**DATA TO USE:**
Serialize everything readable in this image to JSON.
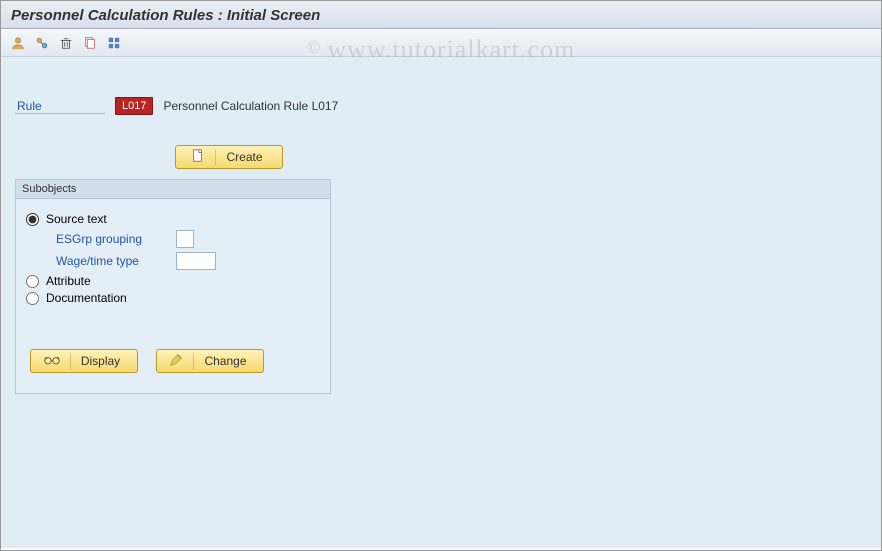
{
  "title": "Personnel Calculation Rules : Initial Screen",
  "toolbar_icons": [
    "person-icon",
    "copy-link-icon",
    "trash-icon",
    "clipboard-icon",
    "grid-icon"
  ],
  "watermark": "www.tutorialkart.com",
  "rule": {
    "label": "Rule",
    "code": "L017",
    "desc": "Personnel Calculation Rule  L017"
  },
  "buttons": {
    "create": "Create",
    "display": "Display",
    "change": "Change"
  },
  "subobjects": {
    "title": "Subobjects",
    "options": {
      "source_text": "Source text",
      "attribute": "Attribute",
      "documentation": "Documentation"
    },
    "selected": "source_text",
    "sub_fields": {
      "esgrp": {
        "label": "ESGrp grouping",
        "value": ""
      },
      "wage": {
        "label": "Wage/time type",
        "value": ""
      }
    }
  }
}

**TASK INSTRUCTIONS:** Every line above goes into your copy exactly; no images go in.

**SOLVED EXERCISE:**
Serialize everything readable in this image to JSON.
{
  "title": "Personnel Calculation Rules : Initial Screen",
  "toolbar_icons": [
    "person-icon",
    "copy-link-icon",
    "trash-icon",
    "clipboard-icon",
    "grid-icon"
  ],
  "watermark": "www.tutorialkart.com",
  "rule": {
    "label": "Rule",
    "code": "L017",
    "desc": "Personnel Calculation Rule  L017"
  },
  "buttons": {
    "create": "Create",
    "display": "Display",
    "change": "Change"
  },
  "subobjects": {
    "title": "Subobjects",
    "options": {
      "source_text": "Source text",
      "attribute": "Attribute",
      "documentation": "Documentation"
    },
    "selected": "source_text",
    "sub_fields": {
      "esgrp": {
        "label": "ESGrp grouping",
        "value": ""
      },
      "wage": {
        "label": "Wage/time type",
        "value": ""
      }
    }
  }
}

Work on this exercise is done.